A variety of different types of employment-based green cards are available under U.S. immigration law. Most of them, however, require that a major procedural step be undertaken before the worker can actually apply: The U.S. employer must complete a process called "labor certification" (PERM).
During the PERM process, the U.S. employer advertises for the foreign worker’s proposed position to ensure that there are no qualified U.S. workers available for the job. The PERM process culminates with the employer filing the ETA Form 9089 electronically with the Department of Labor ("DOL"). The DOL reviews the ETA Form 9089 to confirm that the employer placed the correct advertisements and that no qualified U.S. workers applied for the job opportunity.
The PERM process is very employer-based -- meaning that the prospective employee (and beneficiary of the PERM application) does not have many responsibilities in connection with the application. In fact, U.S. law prohibits the beneficiary from participating in the majority of the PERM process. This article explains what the beneficiary can and cannot do in connection with a PERM application.

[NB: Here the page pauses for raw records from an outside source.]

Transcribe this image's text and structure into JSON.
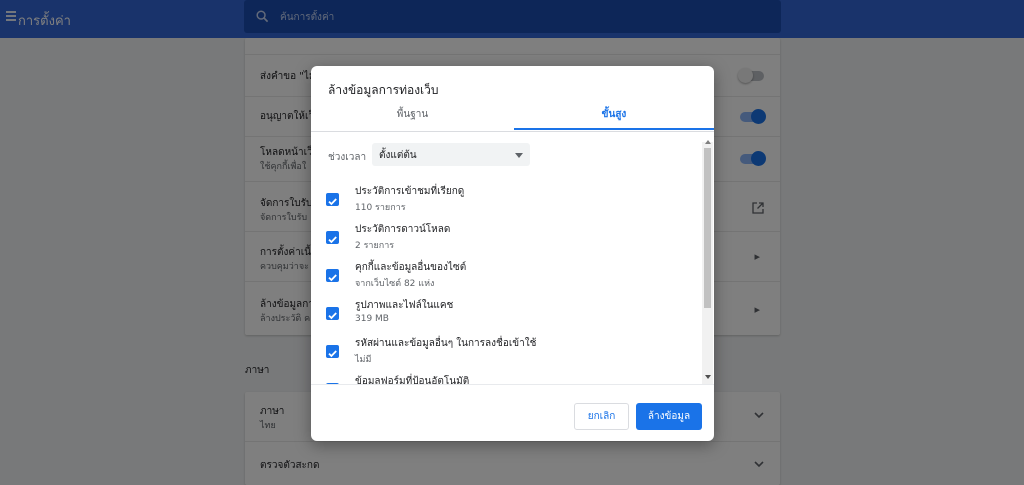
{
  "header": {
    "title": "การตั้งค่า",
    "search_placeholder": "ค้นการตั้งค่า"
  },
  "background": {
    "rows": [
      {
        "title": "ส่งคำขอ \"ไม่",
        "toggle": "off"
      },
      {
        "title": "อนุญาตให้เว็",
        "toggle": "on"
      },
      {
        "title": "โหลดหน้าเว็",
        "subtitle": "ใช้คุกกี้เพื่อใ",
        "toggle": "on"
      },
      {
        "title": "จัดการใบรับ",
        "subtitle": "จัดการใบรับ"
      },
      {
        "title": "การตั้งค่าเนื้",
        "subtitle": "ควบคุมว่าจะ"
      },
      {
        "title": "ล้างข้อมูลกา",
        "subtitle": "ล้างประวัติ ค"
      }
    ],
    "language_section": {
      "heading": "ภาษา",
      "rows": [
        {
          "title": "ภาษา",
          "subtitle": "ไทย"
        },
        {
          "title": "ตรวจตัวสะกด"
        }
      ]
    }
  },
  "dialog": {
    "title": "ล้างข้อมูลการท่องเว็บ",
    "tabs": {
      "basic": "พื้นฐาน",
      "advanced": "ขั้นสูง",
      "active": "advanced"
    },
    "time_range": {
      "label": "ช่วงเวลา",
      "value": "ตั้งแต่ต้น"
    },
    "items": [
      {
        "title": "ประวัติการเข้าชมที่เรียกดู",
        "subtitle": "110 รายการ",
        "checked": true
      },
      {
        "title": "ประวัติการดาวน์โหลด",
        "subtitle": "2 รายการ",
        "checked": true
      },
      {
        "title": "คุกกี้และข้อมูลอื่นของไซต์",
        "subtitle": "จากเว็บไซต์ 82 แห่ง",
        "checked": true
      },
      {
        "title": "รูปภาพและไฟล์ในแคช",
        "subtitle": "319 MB",
        "checked": true
      },
      {
        "title": "รหัสผ่านและข้อมูลอื่นๆ ในการลงชื่อเข้าใช้",
        "subtitle": "ไม่มี",
        "checked": true
      },
      {
        "title": "ข้อมูลฟอร์มที่ป้อนอัตโนมัติ",
        "subtitle": "",
        "checked": true
      }
    ],
    "buttons": {
      "cancel": "ยกเลิก",
      "clear": "ล้างข้อมูล"
    }
  },
  "colors": {
    "accent": "#1a73e8",
    "header": "#3367d6",
    "search_bg": "#1a4db0"
  }
}
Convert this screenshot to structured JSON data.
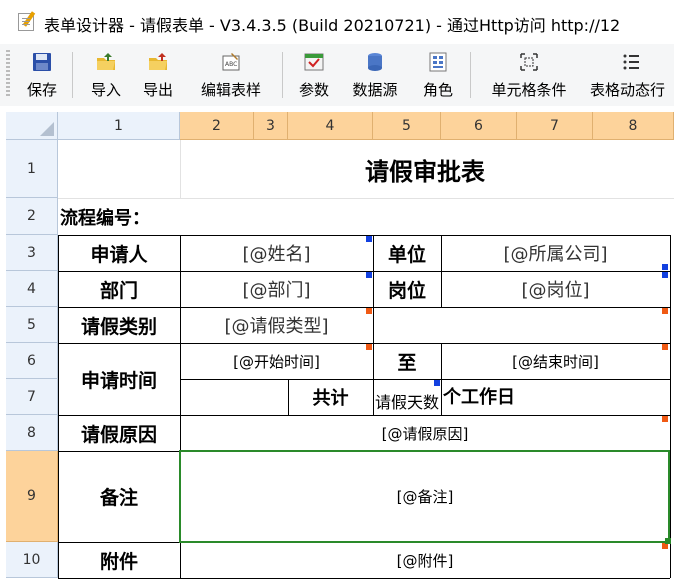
{
  "window": {
    "title": "表单设计器 - 请假表单 - V3.4.3.5 (Build 20210721) - 通过Http访问 http://12"
  },
  "toolbar": {
    "buttons": [
      {
        "label": "保存",
        "icon": "save-icon"
      },
      {
        "label": "导入",
        "icon": "import-folder-icon"
      },
      {
        "label": "导出",
        "icon": "export-folder-icon"
      },
      {
        "label": "编辑表样",
        "icon": "edit-template-icon"
      },
      {
        "label": "参数",
        "icon": "parameter-icon"
      },
      {
        "label": "数据源",
        "icon": "database-icon"
      },
      {
        "label": "角色",
        "icon": "role-icon"
      },
      {
        "label": "单元格条件",
        "icon": "cell-condition-icon"
      },
      {
        "label": "表格动态行",
        "icon": "dynamic-row-icon"
      }
    ]
  },
  "sheet": {
    "columns": [
      "1",
      "2",
      "3",
      "4",
      "5",
      "6",
      "7",
      "8"
    ],
    "rows": [
      "1",
      "2",
      "3",
      "4",
      "5",
      "6",
      "7",
      "8",
      "9",
      "10"
    ],
    "cells": {
      "title": "请假审批表",
      "flow_no_label": "流程编号：",
      "applicant_label": "申请人",
      "applicant_value": "[@姓名]",
      "unit_label": "单位",
      "unit_value": "[@所属公司]",
      "dept_label": "部门",
      "dept_value": "[@部门]",
      "post_label": "岗位",
      "post_value": "[@岗位]",
      "leave_type_label": "请假类别",
      "leave_type_value": "[@请假类型]",
      "apply_time_label": "申请时间",
      "start_time_value": "[@开始时间]",
      "to_label": "至",
      "end_time_value": "[@结束时间]",
      "total_label": "共计",
      "days_value": "请假天数",
      "workdays_label": "个工作日",
      "reason_label": "请假原因",
      "reason_value": "[@请假原因]",
      "remark_label": "备注",
      "remark_value": "[@备注]",
      "attach_label": "附件",
      "attach_value": "[@附件]"
    }
  }
}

Per U.S. law, the beneficiary is prohibited from participating in the advertisement process for the PERM application. Typically, U.S. employers post multiple advertisements for the job opportunity in local and national newspapers, on the employers’ own website, and on job search websites.

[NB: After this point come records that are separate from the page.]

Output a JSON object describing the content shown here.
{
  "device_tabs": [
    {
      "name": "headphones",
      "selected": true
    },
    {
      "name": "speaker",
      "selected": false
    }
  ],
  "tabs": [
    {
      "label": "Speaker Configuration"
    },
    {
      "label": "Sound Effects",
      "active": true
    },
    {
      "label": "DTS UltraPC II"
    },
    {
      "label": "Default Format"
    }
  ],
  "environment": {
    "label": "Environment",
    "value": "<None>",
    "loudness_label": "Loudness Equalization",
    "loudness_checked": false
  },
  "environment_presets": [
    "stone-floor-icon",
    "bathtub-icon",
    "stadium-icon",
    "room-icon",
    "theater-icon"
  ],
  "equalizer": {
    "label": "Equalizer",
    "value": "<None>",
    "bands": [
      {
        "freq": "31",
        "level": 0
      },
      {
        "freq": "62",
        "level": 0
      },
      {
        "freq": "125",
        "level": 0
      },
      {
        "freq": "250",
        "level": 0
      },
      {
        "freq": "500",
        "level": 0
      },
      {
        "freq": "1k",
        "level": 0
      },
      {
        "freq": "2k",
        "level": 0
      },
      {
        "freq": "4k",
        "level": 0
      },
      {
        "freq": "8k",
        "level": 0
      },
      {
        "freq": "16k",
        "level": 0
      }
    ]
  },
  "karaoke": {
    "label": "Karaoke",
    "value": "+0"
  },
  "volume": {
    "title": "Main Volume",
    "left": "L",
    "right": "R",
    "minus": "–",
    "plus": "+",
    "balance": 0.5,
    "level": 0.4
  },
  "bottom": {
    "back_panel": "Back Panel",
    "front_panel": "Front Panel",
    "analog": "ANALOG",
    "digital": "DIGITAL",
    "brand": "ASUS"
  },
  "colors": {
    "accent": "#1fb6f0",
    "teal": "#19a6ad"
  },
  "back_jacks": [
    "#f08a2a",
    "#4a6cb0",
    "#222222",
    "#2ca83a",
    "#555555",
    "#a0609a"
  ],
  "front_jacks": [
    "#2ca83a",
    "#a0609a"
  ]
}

As the beneficiary, you cannot play any role in placing any of the advertisements. For example, let’s say that your employer is placing an advertisement in The New York Times newspaper. Because you are the beneficiary, you cannot draft the advertisement or contact The New York Times for information on how to place the advertisement.
Additionally, U.S. law prohibits the beneficiary of a PERM application from paying for (or reimbursing the employer for) any part of the application, including but not limited to attorney fees and the costs of the advertisements. If the DOL discovers that the beneficiary has paid for any of the PERM costs, the DOL can impose heavy fines and other penalties against the employer. The DOL will also deny the PERM application in this situation.

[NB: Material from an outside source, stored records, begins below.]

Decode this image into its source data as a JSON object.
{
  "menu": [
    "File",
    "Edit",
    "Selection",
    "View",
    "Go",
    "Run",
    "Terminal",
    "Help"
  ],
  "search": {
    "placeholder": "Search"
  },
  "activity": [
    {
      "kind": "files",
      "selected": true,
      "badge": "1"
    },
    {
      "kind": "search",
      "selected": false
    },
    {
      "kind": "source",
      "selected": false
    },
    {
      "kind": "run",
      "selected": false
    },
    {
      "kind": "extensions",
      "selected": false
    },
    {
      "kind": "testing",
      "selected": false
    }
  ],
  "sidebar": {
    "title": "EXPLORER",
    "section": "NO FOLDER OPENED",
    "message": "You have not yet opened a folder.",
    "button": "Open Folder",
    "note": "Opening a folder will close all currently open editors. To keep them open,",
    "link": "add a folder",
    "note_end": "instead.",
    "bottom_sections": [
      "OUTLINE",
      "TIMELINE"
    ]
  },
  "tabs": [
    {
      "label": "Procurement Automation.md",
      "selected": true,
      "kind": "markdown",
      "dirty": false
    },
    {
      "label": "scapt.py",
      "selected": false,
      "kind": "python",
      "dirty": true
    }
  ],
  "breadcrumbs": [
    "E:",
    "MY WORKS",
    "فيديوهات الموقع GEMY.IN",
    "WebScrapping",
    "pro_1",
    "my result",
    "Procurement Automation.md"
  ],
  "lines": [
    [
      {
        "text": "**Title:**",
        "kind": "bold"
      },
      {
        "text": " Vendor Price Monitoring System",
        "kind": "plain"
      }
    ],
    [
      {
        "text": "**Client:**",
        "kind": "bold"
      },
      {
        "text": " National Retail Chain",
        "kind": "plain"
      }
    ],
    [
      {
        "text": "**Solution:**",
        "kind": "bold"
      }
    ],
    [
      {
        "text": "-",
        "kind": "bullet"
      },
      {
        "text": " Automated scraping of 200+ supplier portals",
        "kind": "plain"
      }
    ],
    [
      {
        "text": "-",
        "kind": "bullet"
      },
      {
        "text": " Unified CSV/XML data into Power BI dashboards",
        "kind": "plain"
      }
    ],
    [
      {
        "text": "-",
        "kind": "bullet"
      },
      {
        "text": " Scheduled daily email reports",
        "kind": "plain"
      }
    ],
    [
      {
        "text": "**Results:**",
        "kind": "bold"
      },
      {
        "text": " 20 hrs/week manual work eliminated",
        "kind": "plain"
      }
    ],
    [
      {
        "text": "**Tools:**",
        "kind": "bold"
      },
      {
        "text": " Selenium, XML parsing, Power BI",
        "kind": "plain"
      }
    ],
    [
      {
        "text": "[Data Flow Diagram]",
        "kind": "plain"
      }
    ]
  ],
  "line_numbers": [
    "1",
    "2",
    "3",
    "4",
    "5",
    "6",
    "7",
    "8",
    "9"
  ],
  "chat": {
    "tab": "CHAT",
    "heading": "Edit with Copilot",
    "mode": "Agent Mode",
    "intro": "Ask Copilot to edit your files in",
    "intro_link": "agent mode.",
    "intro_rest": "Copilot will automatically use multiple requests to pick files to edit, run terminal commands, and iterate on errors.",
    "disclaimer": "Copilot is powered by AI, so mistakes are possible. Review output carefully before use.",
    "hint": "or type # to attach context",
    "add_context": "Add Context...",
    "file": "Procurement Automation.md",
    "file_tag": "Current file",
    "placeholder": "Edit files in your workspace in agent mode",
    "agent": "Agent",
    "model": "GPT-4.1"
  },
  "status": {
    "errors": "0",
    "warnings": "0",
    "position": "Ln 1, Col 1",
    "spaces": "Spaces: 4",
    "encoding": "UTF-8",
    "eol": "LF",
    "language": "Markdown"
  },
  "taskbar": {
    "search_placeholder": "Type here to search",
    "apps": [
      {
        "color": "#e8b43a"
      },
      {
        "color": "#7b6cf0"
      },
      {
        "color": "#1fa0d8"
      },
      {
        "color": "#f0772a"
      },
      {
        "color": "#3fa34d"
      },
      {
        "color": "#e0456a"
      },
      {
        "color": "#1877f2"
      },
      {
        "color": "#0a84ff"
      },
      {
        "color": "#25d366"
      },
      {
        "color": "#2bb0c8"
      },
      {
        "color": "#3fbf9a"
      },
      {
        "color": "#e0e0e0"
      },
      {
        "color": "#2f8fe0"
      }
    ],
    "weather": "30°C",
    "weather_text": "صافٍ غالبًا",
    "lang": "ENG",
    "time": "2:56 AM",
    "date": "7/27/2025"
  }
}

While it may seem that the beneficiary is not included in any part of the PERM process, that is not strictly true. The beneficiary can participate in the process passively, by providing the employer (and immigration attorney) with information such as the beneficiary’s employment and education credentials, job-related skills, etc. This information assists the employer and immigration attorney with devising the PERM strategy that is most likely to lead to an approval. Typically, the employer also asks the beneficiary to provide copies of educational degrees, transcripts, work experience verification letters, and other evidence to confirm that the beneficiary possesses the appropriate qualifications for the job opportunity.
Nothing in the U.S. law prohibits the beneficiary from participating in the PERM process in this fashion. In fact, it is a good practice for the beneficiary and employer to discuss the beneficiary’s qualifications at great length to ensure the process is successful.